The whole listing should be retyped exactly as it appears.
*** SOURCE MATERIAL ***
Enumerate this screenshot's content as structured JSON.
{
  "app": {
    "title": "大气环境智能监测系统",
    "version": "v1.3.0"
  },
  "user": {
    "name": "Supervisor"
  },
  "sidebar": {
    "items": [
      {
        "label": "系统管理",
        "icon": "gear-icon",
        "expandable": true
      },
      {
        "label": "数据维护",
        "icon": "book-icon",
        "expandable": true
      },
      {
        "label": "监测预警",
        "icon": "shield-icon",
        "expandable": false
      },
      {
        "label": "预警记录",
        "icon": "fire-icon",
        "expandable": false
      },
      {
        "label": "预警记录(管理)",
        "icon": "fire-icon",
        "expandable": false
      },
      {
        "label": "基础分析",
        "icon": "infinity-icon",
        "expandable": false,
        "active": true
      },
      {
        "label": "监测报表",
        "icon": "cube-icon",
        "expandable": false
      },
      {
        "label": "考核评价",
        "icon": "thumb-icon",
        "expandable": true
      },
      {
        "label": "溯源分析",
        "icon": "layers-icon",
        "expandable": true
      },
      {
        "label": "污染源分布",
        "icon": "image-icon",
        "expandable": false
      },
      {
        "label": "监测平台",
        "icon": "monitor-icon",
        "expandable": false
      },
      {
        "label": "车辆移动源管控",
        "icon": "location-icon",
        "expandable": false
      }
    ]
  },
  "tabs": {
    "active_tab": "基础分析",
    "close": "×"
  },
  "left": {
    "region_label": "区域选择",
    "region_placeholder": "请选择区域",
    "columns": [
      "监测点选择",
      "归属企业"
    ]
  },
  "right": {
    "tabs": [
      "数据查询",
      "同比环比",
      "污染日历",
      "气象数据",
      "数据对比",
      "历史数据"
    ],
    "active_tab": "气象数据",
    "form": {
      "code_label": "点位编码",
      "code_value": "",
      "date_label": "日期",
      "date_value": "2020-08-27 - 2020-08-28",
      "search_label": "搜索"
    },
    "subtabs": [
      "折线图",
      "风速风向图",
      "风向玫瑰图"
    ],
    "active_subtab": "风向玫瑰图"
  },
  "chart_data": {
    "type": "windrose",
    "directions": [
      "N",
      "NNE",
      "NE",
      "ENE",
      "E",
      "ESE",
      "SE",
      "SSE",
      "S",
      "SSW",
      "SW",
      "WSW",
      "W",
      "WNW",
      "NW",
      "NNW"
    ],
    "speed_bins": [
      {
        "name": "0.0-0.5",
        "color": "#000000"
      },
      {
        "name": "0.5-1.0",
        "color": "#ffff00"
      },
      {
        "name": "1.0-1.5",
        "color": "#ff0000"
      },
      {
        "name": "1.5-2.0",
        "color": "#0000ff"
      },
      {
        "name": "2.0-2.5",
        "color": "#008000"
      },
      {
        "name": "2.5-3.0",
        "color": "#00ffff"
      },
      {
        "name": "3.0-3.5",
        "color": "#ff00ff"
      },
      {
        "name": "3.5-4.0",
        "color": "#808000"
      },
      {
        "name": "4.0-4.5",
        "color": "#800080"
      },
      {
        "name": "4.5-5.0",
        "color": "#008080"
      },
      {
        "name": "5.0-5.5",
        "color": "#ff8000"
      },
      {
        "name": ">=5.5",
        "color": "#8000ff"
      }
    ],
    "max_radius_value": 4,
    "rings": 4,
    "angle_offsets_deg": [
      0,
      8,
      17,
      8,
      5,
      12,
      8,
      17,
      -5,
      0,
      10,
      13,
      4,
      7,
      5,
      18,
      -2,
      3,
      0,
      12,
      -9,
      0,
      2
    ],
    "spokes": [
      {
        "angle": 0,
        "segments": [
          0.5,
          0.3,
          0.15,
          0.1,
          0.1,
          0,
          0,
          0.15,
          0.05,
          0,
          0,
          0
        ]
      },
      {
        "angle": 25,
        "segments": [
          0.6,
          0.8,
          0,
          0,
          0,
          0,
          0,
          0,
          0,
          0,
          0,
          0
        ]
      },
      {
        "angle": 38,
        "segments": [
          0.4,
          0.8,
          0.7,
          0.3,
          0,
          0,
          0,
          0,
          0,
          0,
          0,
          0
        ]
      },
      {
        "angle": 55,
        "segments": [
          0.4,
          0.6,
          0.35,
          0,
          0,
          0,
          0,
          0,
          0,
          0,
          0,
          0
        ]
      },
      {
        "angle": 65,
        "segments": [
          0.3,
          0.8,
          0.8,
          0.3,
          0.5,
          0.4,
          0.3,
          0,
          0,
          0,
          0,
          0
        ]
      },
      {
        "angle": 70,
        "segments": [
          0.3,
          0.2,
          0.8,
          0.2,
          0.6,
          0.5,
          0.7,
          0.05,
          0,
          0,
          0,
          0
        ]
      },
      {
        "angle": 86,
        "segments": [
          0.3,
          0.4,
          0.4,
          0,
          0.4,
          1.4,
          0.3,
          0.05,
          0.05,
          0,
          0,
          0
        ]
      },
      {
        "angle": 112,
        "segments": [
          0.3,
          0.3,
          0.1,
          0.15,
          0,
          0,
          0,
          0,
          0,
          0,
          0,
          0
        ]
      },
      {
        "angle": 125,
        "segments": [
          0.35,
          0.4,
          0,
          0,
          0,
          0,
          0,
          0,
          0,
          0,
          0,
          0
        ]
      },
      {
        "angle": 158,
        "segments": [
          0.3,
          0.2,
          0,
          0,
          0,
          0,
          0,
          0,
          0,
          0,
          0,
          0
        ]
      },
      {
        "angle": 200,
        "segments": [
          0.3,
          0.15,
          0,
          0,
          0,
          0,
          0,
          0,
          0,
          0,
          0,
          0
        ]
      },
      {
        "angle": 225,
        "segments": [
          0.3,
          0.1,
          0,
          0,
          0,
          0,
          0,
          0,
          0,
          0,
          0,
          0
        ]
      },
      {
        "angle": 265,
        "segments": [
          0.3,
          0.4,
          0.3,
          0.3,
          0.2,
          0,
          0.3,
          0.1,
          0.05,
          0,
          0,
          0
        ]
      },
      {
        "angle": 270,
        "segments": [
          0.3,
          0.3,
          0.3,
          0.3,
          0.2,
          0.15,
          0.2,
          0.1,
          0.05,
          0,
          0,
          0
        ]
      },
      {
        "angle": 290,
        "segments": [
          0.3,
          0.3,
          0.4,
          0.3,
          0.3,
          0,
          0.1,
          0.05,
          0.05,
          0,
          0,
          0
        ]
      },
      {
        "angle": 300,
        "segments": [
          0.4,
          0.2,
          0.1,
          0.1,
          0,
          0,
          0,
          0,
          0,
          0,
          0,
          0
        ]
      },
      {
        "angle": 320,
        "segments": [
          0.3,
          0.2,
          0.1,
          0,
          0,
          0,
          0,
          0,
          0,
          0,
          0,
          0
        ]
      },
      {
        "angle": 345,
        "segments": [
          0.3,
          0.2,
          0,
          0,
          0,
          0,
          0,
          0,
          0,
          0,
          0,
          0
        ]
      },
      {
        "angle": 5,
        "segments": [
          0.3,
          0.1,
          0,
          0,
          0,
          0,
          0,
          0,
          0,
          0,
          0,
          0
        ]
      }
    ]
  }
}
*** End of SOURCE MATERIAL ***
TASK SOLUTION →
Enumerate this screenshot's content as structured JSON.
{
  "app": {
    "title": "大气环境智能监测系统",
    "version": "v1.3.0"
  },
  "user": {
    "name": "Supervisor"
  },
  "sidebar": {
    "items": [
      {
        "label": "系统管理",
        "icon": "gear-icon",
        "expandable": true
      },
      {
        "label": "数据维护",
        "icon": "book-icon",
        "expandable": true
      },
      {
        "label": "监测预警",
        "icon": "shield-icon",
        "expandable": false
      },
      {
        "label": "预警记录",
        "icon": "fire-icon",
        "expandable": false
      },
      {
        "label": "预警记录(管理)",
        "icon": "fire-icon",
        "expandable": false
      },
      {
        "label": "基础分析",
        "icon": "infinity-icon",
        "expandable": false,
        "active": true
      },
      {
        "label": "监测报表",
        "icon": "cube-icon",
        "expandable": false
      },
      {
        "label": "考核评价",
        "icon": "thumb-icon",
        "expandable": true
      },
      {
        "label": "溯源分析",
        "icon": "layers-icon",
        "expandable": true
      },
      {
        "label": "污染源分布",
        "icon": "image-icon",
        "expandable": false
      },
      {
        "label": "监测平台",
        "icon": "monitor-icon",
        "expandable": false
      },
      {
        "label": "车辆移动源管控",
        "icon": "location-icon",
        "expandable": false
      }
    ]
  },
  "tabs": {
    "active_tab": "基础分析",
    "close": "×"
  },
  "left": {
    "region_label": "区域选择",
    "region_placeholder": "请选择区域",
    "columns": [
      "监测点选择",
      "归属企业"
    ]
  },
  "right": {
    "tabs": [
      "数据查询",
      "同比环比",
      "污染日历",
      "气象数据",
      "数据对比",
      "历史数据"
    ],
    "active_tab": "气象数据",
    "form": {
      "code_label": "点位编码",
      "code_value": "",
      "date_label": "日期",
      "date_value": "2020-08-27 - 2020-08-28",
      "search_label": "搜索"
    },
    "subtabs": [
      "折线图",
      "风速风向图",
      "风向玫瑰图"
    ],
    "active_subtab": "风向玫瑰图"
  },
  "chart_data": {
    "type": "windrose",
    "directions": [
      "N",
      "NNE",
      "NE",
      "ENE",
      "E",
      "ESE",
      "SE",
      "SSE",
      "S",
      "SSW",
      "SW",
      "WSW",
      "W",
      "WNW",
      "NW",
      "NNW"
    ],
    "speed_bins": [
      {
        "name": "0.0-0.5",
        "color": "#000000"
      },
      {
        "name": "0.5-1.0",
        "color": "#ffff00"
      },
      {
        "name": "1.0-1.5",
        "color": "#ff0000"
      },
      {
        "name": "1.5-2.0",
        "color": "#0000ff"
      },
      {
        "name": "2.0-2.5",
        "color": "#008000"
      },
      {
        "name": "2.5-3.0",
        "color": "#00ffff"
      },
      {
        "name": "3.0-3.5",
        "color": "#ff00ff"
      },
      {
        "name": "3.5-4.0",
        "color": "#808000"
      },
      {
        "name": "4.0-4.5",
        "color": "#800080"
      },
      {
        "name": "4.5-5.0",
        "color": "#008080"
      },
      {
        "name": "5.0-5.5",
        "color": "#ff8000"
      },
      {
        "name": ">=5.5",
        "color": "#8000ff"
      }
    ],
    "max_radius_value": 4,
    "rings": 4,
    "angle_offsets_deg": [
      0,
      8,
      17,
      8,
      5,
      12,
      8,
      17,
      -5,
      0,
      10,
      13,
      4,
      7,
      5,
      18,
      -2,
      3,
      0,
      12,
      -9,
      0,
      2
    ],
    "spokes": [
      {
        "angle": 0,
        "segments": [
          0.5,
          0.3,
          0.15,
          0.1,
          0.1,
          0,
          0,
          0.15,
          0.05,
          0,
          0,
          0
        ]
      },
      {
        "angle": 25,
        "segments": [
          0.6,
          0.8,
          0,
          0,
          0,
          0,
          0,
          0,
          0,
          0,
          0,
          0
        ]
      },
      {
        "angle": 38,
        "segments": [
          0.4,
          0.8,
          0.7,
          0.3,
          0,
          0,
          0,
          0,
          0,
          0,
          0,
          0
        ]
      },
      {
        "angle": 55,
        "segments": [
          0.4,
          0.6,
          0.35,
          0,
          0,
          0,
          0,
          0,
          0,
          0,
          0,
          0
        ]
      },
      {
        "angle": 65,
        "segments": [
          0.3,
          0.8,
          0.8,
          0.3,
          0.5,
          0.4,
          0.3,
          0,
          0,
          0,
          0,
          0
        ]
      },
      {
        "angle": 70,
        "segments": [
          0.3,
          0.2,
          0.8,
          0.2,
          0.6,
          0.5,
          0.7,
          0.05,
          0,
          0,
          0,
          0
        ]
      },
      {
        "angle": 86,
        "segments": [
          0.3,
          0.4,
          0.4,
          0,
          0.4,
          1.4,
          0.3,
          0.05,
          0.05,
          0,
          0,
          0
        ]
      },
      {
        "angle": 112,
        "segments": [
          0.3,
          0.3,
          0.1,
          0.15,
          0,
          0,
          0,
          0,
          0,
          0,
          0,
          0
        ]
      },
      {
        "angle": 125,
        "segments": [
          0.35,
          0.4,
          0,
          0,
          0,
          0,
          0,
          0,
          0,
          0,
          0,
          0
        ]
      },
      {
        "angle": 158,
        "segments": [
          0.3,
          0.2,
          0,
          0,
          0,
          0,
          0,
          0,
          0,
          0,
          0,
          0
        ]
      },
      {
        "angle": 200,
        "segments": [
          0.3,
          0.15,
          0,
          0,
          0,
          0,
          0,
          0,
          0,
          0,
          0,
          0
        ]
      },
      {
        "angle": 225,
        "segments": [
          0.3,
          0.1,
          0,
          0,
          0,
          0,
          0,
          0,
          0,
          0,
          0,
          0
        ]
      },
      {
        "angle": 265,
        "segments": [
          0.3,
          0.4,
          0.3,
          0.3,
          0.2,
          0,
          0.3,
          0.1,
          0.05,
          0,
          0,
          0
        ]
      },
      {
        "angle": 270,
        "segments": [
          0.3,
          0.3,
          0.3,
          0.3,
          0.2,
          0.15,
          0.2,
          0.1,
          0.05,
          0,
          0,
          0
        ]
      },
      {
        "angle": 290,
        "segments": [
          0.3,
          0.3,
          0.4,
          0.3,
          0.3,
          0,
          0.1,
          0.05,
          0.05,
          0,
          0,
          0
        ]
      },
      {
        "angle": 300,
        "segments": [
          0.4,
          0.2,
          0.1,
          0.1,
          0,
          0,
          0,
          0,
          0,
          0,
          0,
          0
        ]
      },
      {
        "angle": 320,
        "segments": [
          0.3,
          0.2,
          0.1,
          0,
          0,
          0,
          0,
          0,
          0,
          0,
          0,
          0
        ]
      },
      {
        "angle": 345,
        "segments": [
          0.3,
          0.2,
          0,
          0,
          0,
          0,
          0,
          0,
          0,
          0,
          0,
          0
        ]
      },
      {
        "angle": 5,
        "segments": [
          0.3,
          0.1,
          0,
          0,
          0,
          0,
          0,
          0,
          0,
          0,
          0,
          0
        ]
      }
    ]
  }
}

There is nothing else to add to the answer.